To boost tourist influx in India vis-à-vis implementing the master plans for the 17 sites, the Union Budget 2019-20 has allocated funds for development of tourism, social and physical infrastructure along with an emphasis on conservation of the natural, cultural and heritage resources at these identified destinations.
These destinations will serve as a model for the development of other tourist sites in India. The Union Budget has allocated marginally more — a rise of 1.82 percent and 7 percent, respectively, to the Tourism and Culture Ministries. While INR 1,378.53 crore has been allocated for building tourism infrastructure, INR 575.50 crore has been allocated for promotion and publicity2. With this, India is envisaged to gain a prominent spot in the global tourism map, thus continuing the growth momentum that the industry has been enjoying so far.
Some of the locations identified as part of this initiative include prominent tourist attractions such as Qutub Minar, Red Fort, Colva Beach, Dholavira,
Some other sites such as Mahabalipuram in Tamil Nadu, Kumarakom in Kerala and Somnath in Gujarat present a diverse character and a unique opportunity to develop vast and a wider knowledge base on the approach, analysis and development of tourism. These directly connect and helps us protects the natural and cultural heritage of the region.
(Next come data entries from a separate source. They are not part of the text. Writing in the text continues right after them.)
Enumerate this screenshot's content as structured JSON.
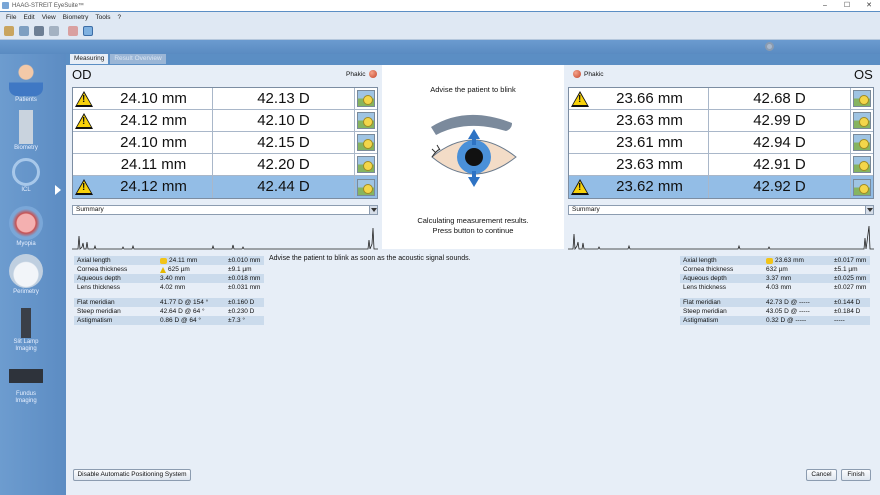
{
  "window": {
    "title": "HAAG-STREIT EyeSuite™",
    "controls": [
      "–",
      "☐",
      "✕"
    ]
  },
  "menu": [
    "File",
    "Edit",
    "View",
    "Biometry",
    "Tools",
    "?"
  ],
  "nav": [
    {
      "label": "Patients"
    },
    {
      "label": "Biometry"
    },
    {
      "label": "ICL"
    },
    {
      "label": "Myopia"
    },
    {
      "label": "Perimetry"
    },
    {
      "label": "Slit Lamp Imaging"
    },
    {
      "label": "Fundus Imaging"
    }
  ],
  "tabs": [
    {
      "label": "Measuring",
      "active": true
    },
    {
      "label": "Result Overview",
      "active": false
    }
  ],
  "od": {
    "label": "OD",
    "lens_status": "Phakic",
    "rows": [
      {
        "mm": "24.10 mm",
        "d": "42.13 D",
        "warn": true,
        "selected": false
      },
      {
        "mm": "24.12 mm",
        "d": "42.10 D",
        "warn": true,
        "selected": false
      },
      {
        "mm": "24.10 mm",
        "d": "42.15 D",
        "warn": false,
        "selected": false
      },
      {
        "mm": "24.11 mm",
        "d": "42.20 D",
        "warn": false,
        "selected": false
      },
      {
        "mm": "24.12 mm",
        "d": "42.44 D",
        "warn": true,
        "selected": true
      }
    ],
    "select_value": "Summary",
    "results": [
      {
        "name": "Axial length",
        "value": "24.11 mm",
        "tol": "±0.010 mm",
        "icon": "sun",
        "shade": true
      },
      {
        "name": "Cornea thickness",
        "value": "625 µm",
        "tol": "±9.1 µm",
        "icon": "warn",
        "shade": false
      },
      {
        "name": "Aqueous depth",
        "value": "3.40 mm",
        "tol": "±0.018 mm",
        "icon": "",
        "shade": true
      },
      {
        "name": "Lens thickness",
        "value": "4.02 mm",
        "tol": "±0.031 mm",
        "icon": "",
        "shade": false
      }
    ],
    "k_results": [
      {
        "name": "Flat meridian",
        "value": "41.77 D @ 154 °",
        "tol": "±0.160 D",
        "shade": true
      },
      {
        "name": "Steep meridian",
        "value": "42.64 D @ 64 °",
        "tol": "±0.230 D",
        "shade": false
      },
      {
        "name": "Astigmatism",
        "value": "0.86 D @ 64 °",
        "tol": "±7.3 °",
        "shade": true
      }
    ]
  },
  "os": {
    "label": "OS",
    "lens_status": "Phakic",
    "rows": [
      {
        "mm": "23.66 mm",
        "d": "42.68 D",
        "warn": true,
        "selected": false
      },
      {
        "mm": "23.63 mm",
        "d": "42.99 D",
        "warn": false,
        "selected": false
      },
      {
        "mm": "23.61 mm",
        "d": "42.94 D",
        "warn": false,
        "selected": false
      },
      {
        "mm": "23.63 mm",
        "d": "42.91 D",
        "warn": false,
        "selected": false
      },
      {
        "mm": "23.62 mm",
        "d": "42.92 D",
        "warn": true,
        "selected": true
      }
    ],
    "select_value": "Summary",
    "results": [
      {
        "name": "Axial length",
        "value": "23.63 mm",
        "tol": "±0.017 mm",
        "icon": "sun",
        "shade": true
      },
      {
        "name": "Cornea thickness",
        "value": "632 µm",
        "tol": "±5.1 µm",
        "icon": "",
        "shade": false
      },
      {
        "name": "Aqueous depth",
        "value": "3.37 mm",
        "tol": "±0.025 mm",
        "icon": "",
        "shade": true
      },
      {
        "name": "Lens thickness",
        "value": "4.03 mm",
        "tol": "±0.027 mm",
        "icon": "",
        "shade": false
      }
    ],
    "k_results": [
      {
        "name": "Flat meridian",
        "value": "42.73 D @ -----",
        "tol": "±0.144 D",
        "shade": true
      },
      {
        "name": "Steep meridian",
        "value": "43.05 D @ -----",
        "tol": "±0.184 D",
        "shade": false
      },
      {
        "name": "Astigmatism",
        "value": "0.32 D @ -----",
        "tol": "-----",
        "shade": true
      }
    ]
  },
  "center": {
    "title": "Advise the patient to blink",
    "message_line1": "Calculating measurement results.",
    "message_line2": "Press button to continue"
  },
  "advise_text": "Advise the patient to blink as soon as the acoustic signal sounds.",
  "buttons": {
    "disable_aps": "Disable Automatic Positioning System",
    "cancel": "Cancel",
    "finish": "Finish"
  },
  "colors": {
    "selected_row": "#93bde6",
    "panel_bg": "#e7eef7",
    "accent_blue": "#5b8ec4"
  }
}
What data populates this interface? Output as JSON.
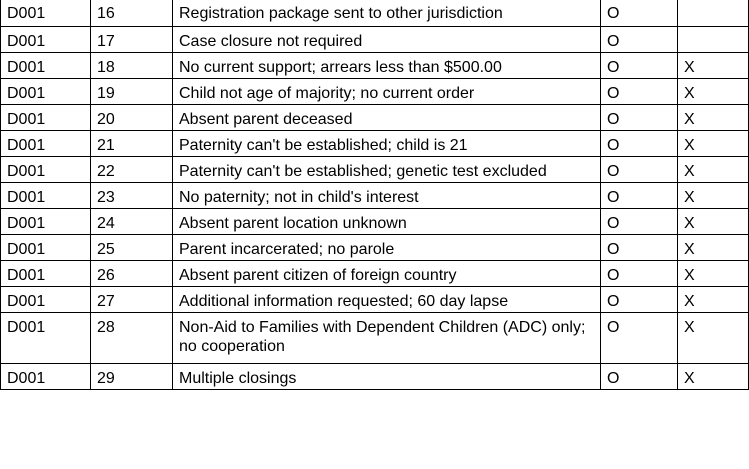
{
  "rows": [
    {
      "code": "D001",
      "num": "16",
      "desc": "Registration package sent to other jurisdiction",
      "o": "O",
      "x": ""
    },
    {
      "code": "D001",
      "num": "17",
      "desc": "Case closure not required",
      "o": "O",
      "x": ""
    },
    {
      "code": "D001",
      "num": "18",
      "desc": "No current support; arrears less than $500.00",
      "o": "O",
      "x": "X"
    },
    {
      "code": "D001",
      "num": "19",
      "desc": "Child not age of majority; no current order",
      "o": "O",
      "x": "X"
    },
    {
      "code": "D001",
      "num": "20",
      "desc": "Absent parent deceased",
      "o": "O",
      "x": "X"
    },
    {
      "code": "D001",
      "num": "21",
      "desc": "Paternity can't be established; child is 21",
      "o": "O",
      "x": "X"
    },
    {
      "code": "D001",
      "num": "22",
      "desc": "Paternity can't be established; genetic test excluded",
      "o": "O",
      "x": "X"
    },
    {
      "code": "D001",
      "num": "23",
      "desc": "No paternity; not in child's interest",
      "o": "O",
      "x": "X"
    },
    {
      "code": "D001",
      "num": "24",
      "desc": "Absent parent location unknown",
      "o": "O",
      "x": "X"
    },
    {
      "code": "D001",
      "num": "25",
      "desc": "Parent incarcerated; no parole",
      "o": "O",
      "x": "X"
    },
    {
      "code": "D001",
      "num": "26",
      "desc": "Absent parent citizen of foreign country",
      "o": "O",
      "x": "X"
    },
    {
      "code": "D001",
      "num": "27",
      "desc": "Additional information requested; 60 day lapse",
      "o": "O",
      "x": "X"
    },
    {
      "code": "D001",
      "num": "28",
      "desc": "Non-Aid to Families with Dependent Children (ADC) only; no cooperation",
      "o": "O",
      "x": "X"
    },
    {
      "code": "D001",
      "num": "29",
      "desc": "Multiple closings",
      "o": "O",
      "x": "X"
    }
  ]
}
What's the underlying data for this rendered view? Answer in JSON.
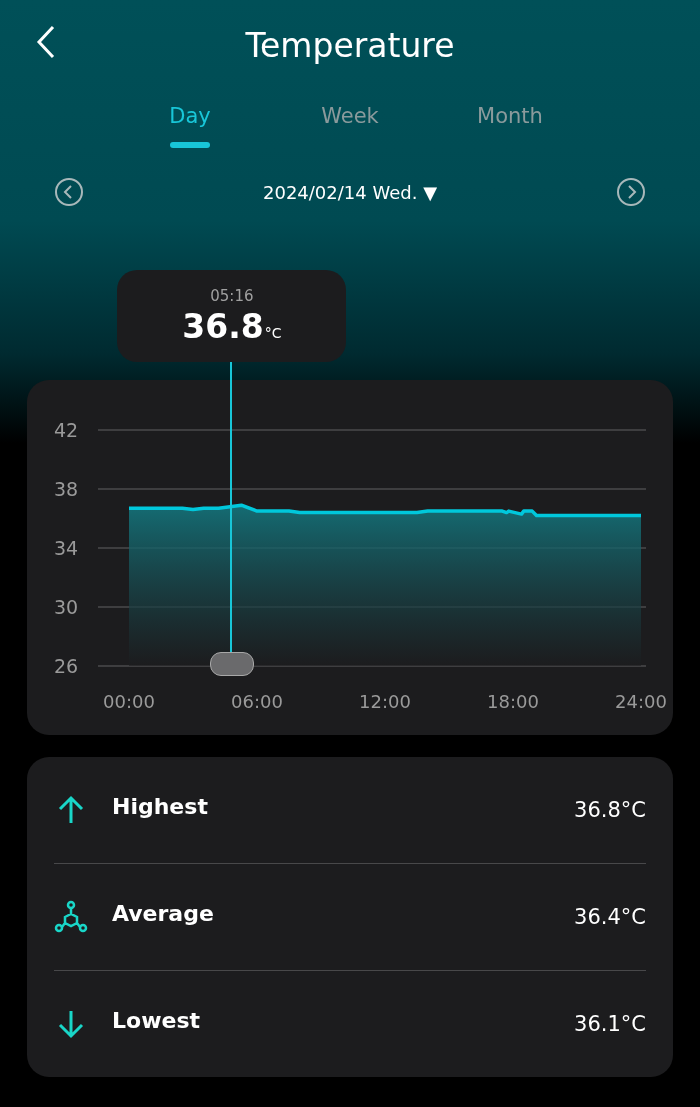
{
  "header": {
    "title": "Temperature"
  },
  "tabs": [
    {
      "label": "Day",
      "selected": true
    },
    {
      "label": "Week",
      "selected": false
    },
    {
      "label": "Month",
      "selected": false
    }
  ],
  "date_picker": {
    "label": "2024/02/14 Wed.",
    "caret": "▼"
  },
  "tooltip": {
    "time": "05:16",
    "value": "36.8",
    "unit": "°C"
  },
  "chart": {
    "chart_data": {
      "type": "area",
      "grid": true,
      "x": [
        0,
        2.5,
        3,
        3.5,
        4.2,
        5.27,
        6,
        7.5,
        8,
        13.5,
        14,
        17.5,
        17.7,
        17.8,
        18.4,
        18.5,
        18.9,
        19.1,
        24
      ],
      "series": [
        {
          "color": "#00c8dc",
          "values": [
            36.7,
            36.7,
            36.6,
            36.7,
            36.7,
            36.9,
            36.5,
            36.5,
            36.4,
            36.4,
            36.5,
            36.5,
            36.4,
            36.5,
            36.3,
            36.5,
            36.5,
            36.2,
            36.2
          ]
        }
      ],
      "xlim": [
        0,
        24
      ],
      "ylim": [
        26,
        42
      ],
      "xticks": [
        {
          "value": 0,
          "label": "00:00"
        },
        {
          "value": 6,
          "label": "06:00"
        },
        {
          "value": 12,
          "label": "12:00"
        },
        {
          "value": 18,
          "label": "18:00"
        },
        {
          "value": 24,
          "label": "24:00"
        }
      ],
      "yticks": [
        26,
        30,
        34,
        38,
        42
      ]
    }
  },
  "stats": [
    {
      "kind": "highest",
      "label": "Highest",
      "value": "36.8°C"
    },
    {
      "kind": "average",
      "label": "Average",
      "value": "36.4°C"
    },
    {
      "kind": "lowest",
      "label": "Lowest",
      "value": "36.1°C"
    }
  ]
}
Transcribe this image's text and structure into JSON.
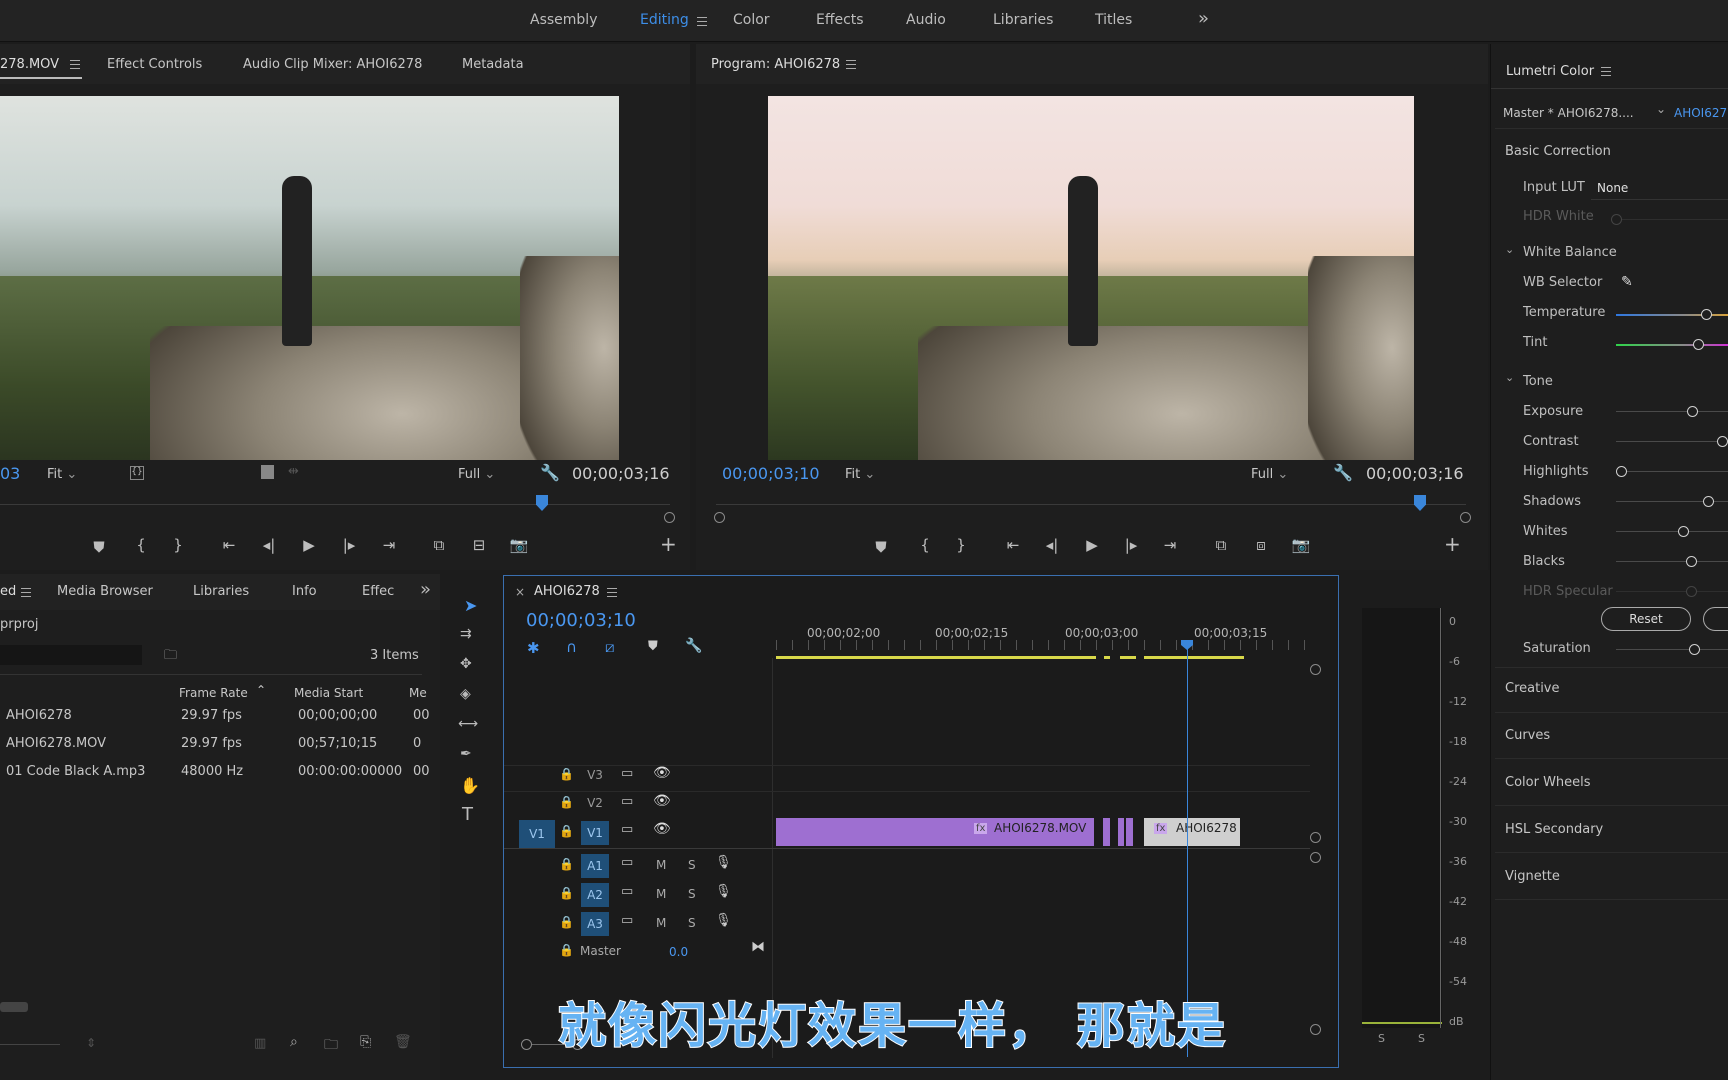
{
  "workspaces": {
    "items": [
      "Assembly",
      "Editing",
      "Color",
      "Effects",
      "Audio",
      "Libraries",
      "Titles"
    ],
    "active": "Editing",
    "more": "»"
  },
  "source_panel": {
    "tabs": [
      "278.MOV",
      "Effect Controls",
      "Audio Clip Mixer: AHOI6278",
      "Metadata"
    ],
    "timecode_left": "03",
    "fit": "Fit",
    "full": "Full",
    "timecode_right": "00;00;03;16"
  },
  "program_panel": {
    "title": "Program: AHOI6278",
    "timecode_left": "00;00;03;10",
    "fit": "Fit",
    "full": "Full",
    "timecode_right": "00;00;03;16"
  },
  "project_panel": {
    "tabs": [
      "ed",
      "Media Browser",
      "Libraries",
      "Info",
      "Effec"
    ],
    "project_file": "prproj",
    "items_count": "3 Items",
    "columns": [
      "Frame Rate",
      "Media Start",
      "Me"
    ],
    "rows": [
      {
        "name": "AHOI6278",
        "rate": "29.97 fps",
        "start": "00;00;00;00",
        "m": "00"
      },
      {
        "name": "AHOI6278.MOV",
        "rate": "29.97 fps",
        "start": "00;57;10;15",
        "m": "0"
      },
      {
        "name": "01 Code Black A.mp3",
        "rate": "48000 Hz",
        "start": "00:00:00:00000",
        "m": "00"
      }
    ]
  },
  "timeline": {
    "title": "AHOI6278",
    "timecode": "00;00;03;10",
    "ruler": [
      "00;00;02;00",
      "00;00;02;15",
      "00;00;03;00",
      "00;00;03;15"
    ],
    "tracks": {
      "video": [
        "V3",
        "V2",
        "V1"
      ],
      "audio": [
        "A1",
        "A2",
        "A3"
      ],
      "source_v": "V1",
      "m": "M",
      "s": "S",
      "master": "Master",
      "master_val": "0.0"
    },
    "clips": [
      {
        "label": "AHOI6278.MOV",
        "fx": "fx"
      },
      {
        "label": "AHOI6278",
        "fx": "fx"
      }
    ]
  },
  "meter": {
    "scale": [
      "0",
      "-6",
      "-12",
      "-18",
      "-24",
      "-30",
      "-36",
      "-42",
      "-48",
      "-54",
      "dB"
    ],
    "solo": [
      "S",
      "S"
    ]
  },
  "lumetri": {
    "title": "Lumetri Color",
    "master": "Master * AHOI6278....",
    "clip": "AHOI627",
    "basic": "Basic Correction",
    "input_lut_label": "Input LUT",
    "input_lut": "None",
    "hdr_white": "HDR White",
    "white_balance": "White Balance",
    "wb_selector": "WB Selector",
    "temperature": "Temperature",
    "tint": "Tint",
    "tone": "Tone",
    "tone_items": [
      "Exposure",
      "Contrast",
      "Highlights",
      "Shadows",
      "Whites",
      "Blacks"
    ],
    "hdr_specular": "HDR Specular",
    "reset": "Reset",
    "saturation": "Saturation",
    "sections": [
      "Creative",
      "Curves",
      "Color Wheels",
      "HSL Secondary",
      "Vignette"
    ]
  },
  "subtitle": "就像闪光灯效果一样， 那就是"
}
The proposed initiative in these locations will include an array of projects proposed to a chieve the set goals and objectives in each of these sites. The project emphasis on the opportunities for development of medium and large scale projects on Public-Private-Partnership (PPP) model for the development of resorts, different categories of accommodation, convention centres and other such commercial establishments.
These will not only attract private sector investment but also have a substantial impact on the local economy and livelihood.
So what needs to done?
We need to focus on projects that revolve around enhancing the image of the region. Such projects focus on the improvement of access and connectivity, enhance drinking water supply to the sites and the local area, and help in the development of schools and other social infrastructure. Overall such projects become an important element in the development of a region. These also have a long-ter m impact on the dynamics of the destination.
The scheme also paves the way for proposals that will have a direct impact on the quality of life and livelihood of the local communities. These include the development of skill centres, art and crafts village, exhibition spaces and markets, etc. Involvement of social and environment focused NGOs for certain projects ensures wider perspective and a more holistic approach to the planning of these initiatives. The need is to replicate these models around every part of the country.
By: Mr Arumugham Shankar, COO – Strategic Consulting, India, Sri Lanka and Bangladesh, JLL